→ **What is expected**
Wherever the string "JSON" appears in a line of the listing below, report that line.
+++ Available records
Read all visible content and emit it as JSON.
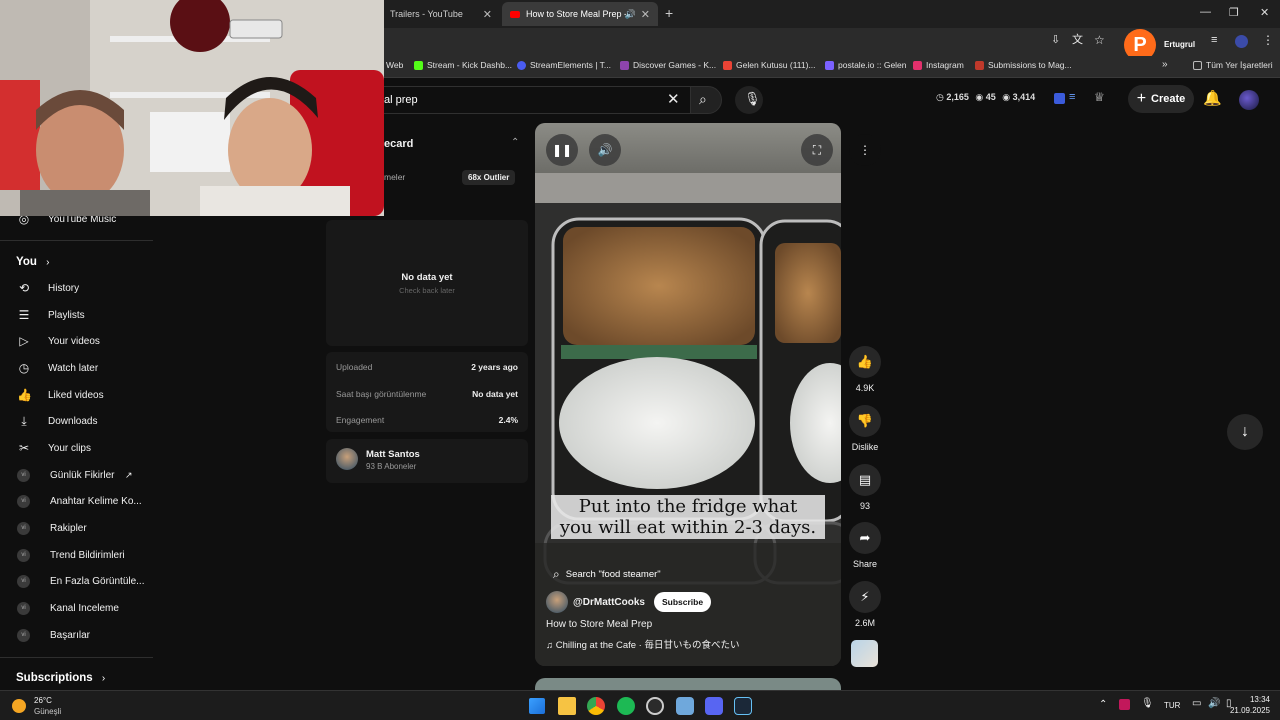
{
  "browser": {
    "tabs": [
      {
        "label": "Trailers - YouTube"
      },
      {
        "label": "How to Store Meal Prep - Yo"
      }
    ],
    "profile_letter": "P",
    "profile_badge": "Ertugrul",
    "bookmarks": [
      {
        "label": "Web",
        "color": "#888888"
      },
      {
        "label": "Stream - Kick Dashb...",
        "color": "#53fc18"
      },
      {
        "label": "StreamElements | T...",
        "color": "#4a5cf0"
      },
      {
        "label": "Discover Games - K...",
        "color": "#8e44ad"
      },
      {
        "label": "Gelen Kutusu (111)...",
        "color": "#ea4335"
      },
      {
        "label": "postale.io :: Gelen",
        "color": "#7b61ff"
      },
      {
        "label": "Instagram",
        "color": "#e1306c"
      },
      {
        "label": "Submissions to Mag...",
        "color": "#c0392b"
      },
      {
        "label": "Tüm Yer İşaretleri",
        "color": "#bbbbbb"
      }
    ]
  },
  "header": {
    "search_text": "al prep",
    "stats": {
      "views": "2,165",
      "eye1": "45",
      "eye2": "3,414"
    },
    "create_label": "Create"
  },
  "sidebar": {
    "youtube_music": "YouTube Music",
    "you_label": "You",
    "you_items": [
      {
        "label": "History",
        "icon": "history-icon",
        "glyph": "⟲"
      },
      {
        "label": "Playlists",
        "icon": "playlists-icon",
        "glyph": "☰"
      },
      {
        "label": "Your videos",
        "icon": "your-videos-icon",
        "glyph": "▷"
      },
      {
        "label": "Watch later",
        "icon": "clock-icon",
        "glyph": "◷"
      },
      {
        "label": "Liked videos",
        "icon": "thumbs-up-icon",
        "glyph": "👍"
      },
      {
        "label": "Downloads",
        "icon": "download-icon",
        "glyph": "⤓"
      },
      {
        "label": "Your clips",
        "icon": "scissors-icon",
        "glyph": "✂"
      }
    ],
    "ext_items": [
      {
        "label": "Günlük Fikirler"
      },
      {
        "label": "Anahtar Kelime Ko..."
      },
      {
        "label": "Rakipler"
      },
      {
        "label": "Trend Bildirimleri"
      },
      {
        "label": "En Fazla Görüntüle..."
      },
      {
        "label": "Kanal Inceleme"
      },
      {
        "label": "Başarılar"
      }
    ],
    "subscriptions_label": "Subscriptions"
  },
  "panel": {
    "title": "ecard",
    "subtitle": "meler",
    "outlier": "68x Outlier",
    "no_data": "No data yet",
    "check_back": "Check back later",
    "rows": [
      {
        "label": "Uploaded",
        "value": "2 years ago"
      },
      {
        "label": "Saat başı görüntülenme",
        "value": "No data yet"
      },
      {
        "label": "Engagement",
        "value": "2.4%"
      }
    ],
    "channel_name": "Matt Santos",
    "channel_subs": "93 B Aboneler"
  },
  "video": {
    "caption_line1": "Put into the fridge what",
    "caption_line2": "you will eat within 2-3 days.",
    "search_suggestion": "Search \"food steamer\"",
    "channel_handle": "@DrMattCooks",
    "subscribe_label": "Subscribe",
    "title": "How to Store Meal Prep",
    "music": "Chilling at the Cafe · 毎日甘いもの食べたい"
  },
  "actions": {
    "likes": "4.9K",
    "dislike_label": "Dislike",
    "comments": "93",
    "share_label": "Share",
    "remix_count": "2.6M"
  },
  "taskbar": {
    "weather_temp": "26°C",
    "weather_desc": "Güneşli",
    "language": "TUR",
    "time": "13:34",
    "date": "21.09.2025"
  }
}
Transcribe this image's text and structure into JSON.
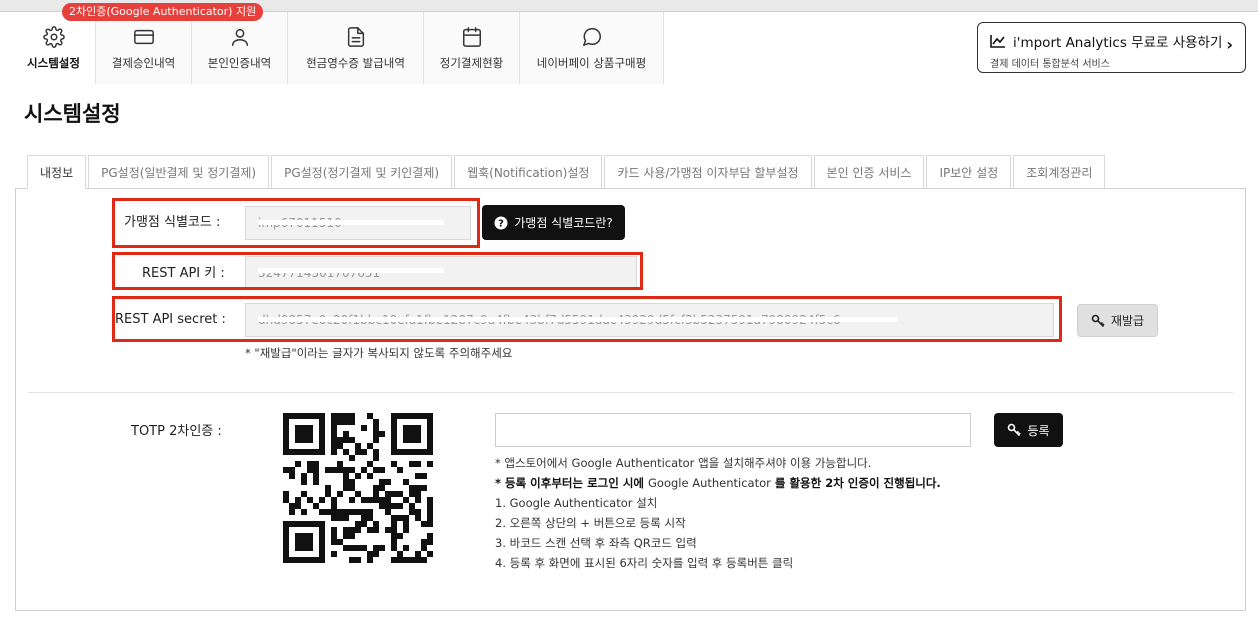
{
  "nav": {
    "badge": "2차인증(Google Authenticator) 지원",
    "items": [
      {
        "label": "시스템설정",
        "icon": "gear-icon"
      },
      {
        "label": "결제승인내역",
        "icon": "card-icon"
      },
      {
        "label": "본인인증내역",
        "icon": "user-icon"
      },
      {
        "label": "현금영수증 발급내역",
        "icon": "receipt-icon"
      },
      {
        "label": "정기결제현황",
        "icon": "calendar-icon"
      },
      {
        "label": "네이버페이 상품구매평",
        "icon": "chat-bubble-icon"
      }
    ]
  },
  "promo": {
    "title": "i'mport Analytics 무료로 사용하기",
    "subtitle": "결제 데이터 통합분석 서비스",
    "icon": "chart-line-icon"
  },
  "page_title": "시스템설정",
  "tabs": [
    "내정보",
    "PG설정(일반결제 및 정기결제)",
    "PG설정(정기결제 및 키인결제)",
    "웹훅(Notification)설정",
    "카드 사용/가맹점 이자부담 할부설정",
    "본인 인증 서비스",
    "IP보안 설정",
    "조회계정관리"
  ],
  "account": {
    "merchant_code_label": "가맹점 식별코드 :",
    "merchant_code_value": "imp67011510",
    "merchant_help_button": "가맹점 식별코드란?",
    "api_key_label": "REST API 키 :",
    "api_key_value": "5247714501707651",
    "api_secret_label": "REST API secret :",
    "api_secret_value": "dhd9857e0c20f1bbc10efa1fbe1287c9a4fbe43bf7d5591dac43929d5fcf3b5237591a7980924f5c6",
    "reissue_button": "재발급",
    "reissue_note": "* \"재발급\"이라는 글자가 복사되지 않도록 주의해주세요"
  },
  "otp": {
    "label": "TOTP 2차인증 :",
    "input_value": "",
    "register_button": "등록",
    "guide": {
      "line1": "* 앱스토어에서 Google Authenticator 앱을 설치해주셔야 이용 가능합니다.",
      "line2_a": "* 등록 이후부터는 로그인 시에 ",
      "line2_b": "Google Authenticator",
      "line2_c": " 를 활용한 2차 인증이 진행됩니다.",
      "step1": "1. Google Authenticator 설치",
      "step2": "2. 오른쪽 상단의 + 버튼으로 등록 시작",
      "step3": "3. 바코드 스캔 선택 후 좌측 QR코드 입력",
      "step4": "4. 등록 후 화면에 표시된 6자리 숫자를 입력 후 등록버튼 클릭"
    }
  },
  "colors": {
    "highlight": "#e02914",
    "badge": "#e5403b",
    "button_dark": "#111111"
  }
}
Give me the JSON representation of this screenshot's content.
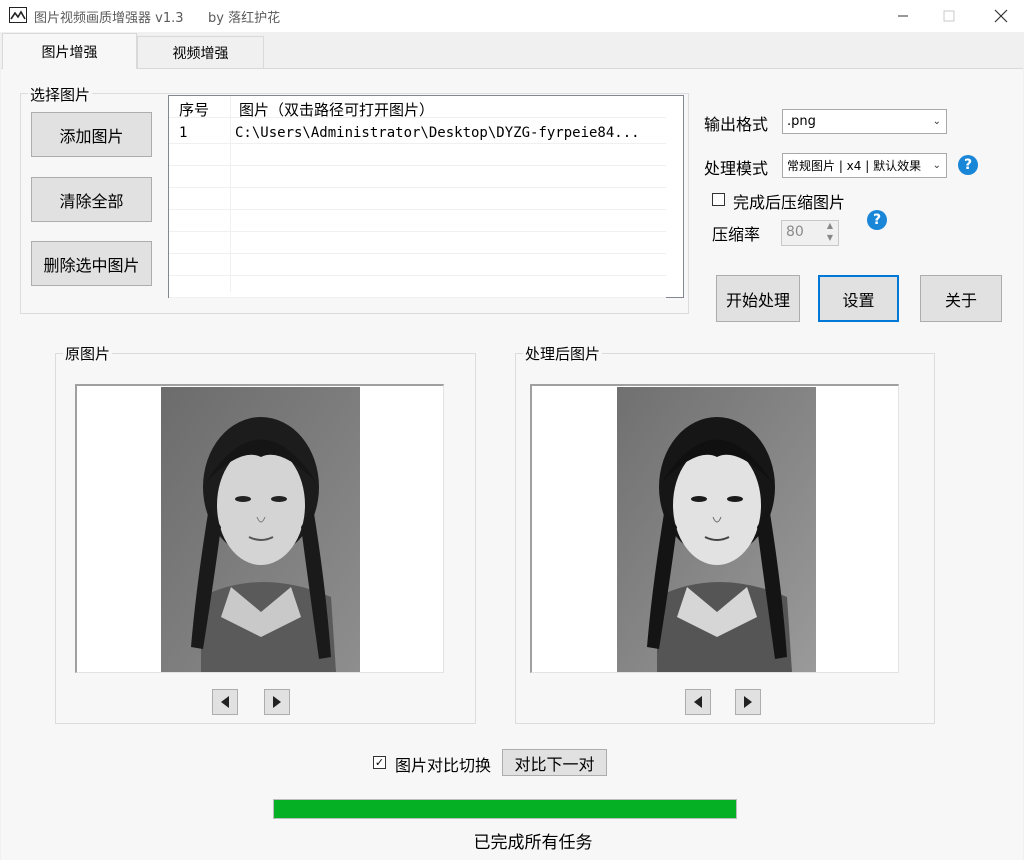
{
  "window": {
    "title": "图片视频画质增强器 v1.3",
    "author": "by 落红护花",
    "minimize_icon": "minimize-icon",
    "maximize_icon": "maximize-icon",
    "close_icon": "close-icon"
  },
  "tabs": [
    {
      "label": "图片增强",
      "active": true
    },
    {
      "label": "视频增强",
      "active": false
    }
  ],
  "select_group": {
    "title": "选择图片",
    "add_button": "添加图片",
    "clear_button": "清除全部",
    "delete_button": "删除选中图片"
  },
  "file_list": {
    "columns": [
      "序号",
      "图片（双击路径可打开图片）"
    ],
    "rows": [
      {
        "index": "1",
        "path": "C:\\Users\\Administrator\\Desktop\\DYZG-fyrpeie84..."
      }
    ]
  },
  "settings": {
    "output_format_label": "输出格式",
    "output_format_value": ".png",
    "mode_label": "处理模式",
    "mode_value": "常规图片 | x4 | 默认效果",
    "compress_checkbox_label": "完成后压缩图片",
    "compress_checked": false,
    "ratio_label": "压缩率",
    "ratio_value": "80",
    "help_symbol": "?"
  },
  "actions": {
    "start_button": "开始处理",
    "settings_button": "设置",
    "about_button": "关于"
  },
  "preview": {
    "original_title": "原图片",
    "processed_title": "处理后图片",
    "prev_icon": "triangle-left-icon",
    "next_icon": "triangle-right-icon"
  },
  "compare": {
    "checkbox_label": "图片对比切换",
    "checked": true,
    "next_pair_button": "对比下一对"
  },
  "progress": {
    "percent": 100,
    "status": "已完成所有任务",
    "color": "#06b025"
  }
}
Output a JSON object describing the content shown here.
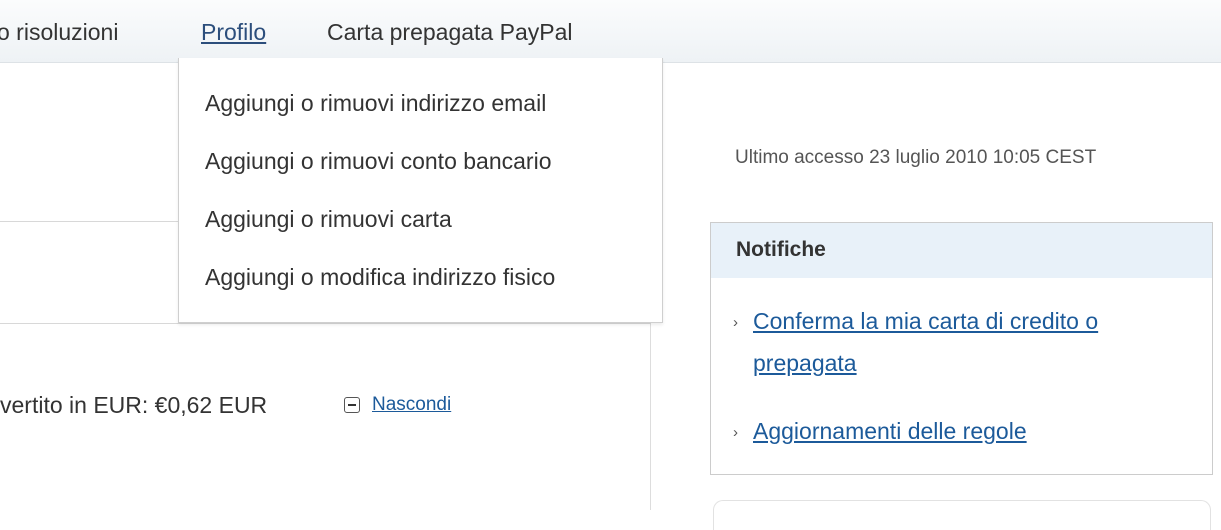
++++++
→ **Response for this exercise**
Read all visible content and emit it as JSON.
Transcribe this image's text and structure into JSON.
Give me the JSON representation of this screenshot's content.
Output a JSON object describing the content shown here.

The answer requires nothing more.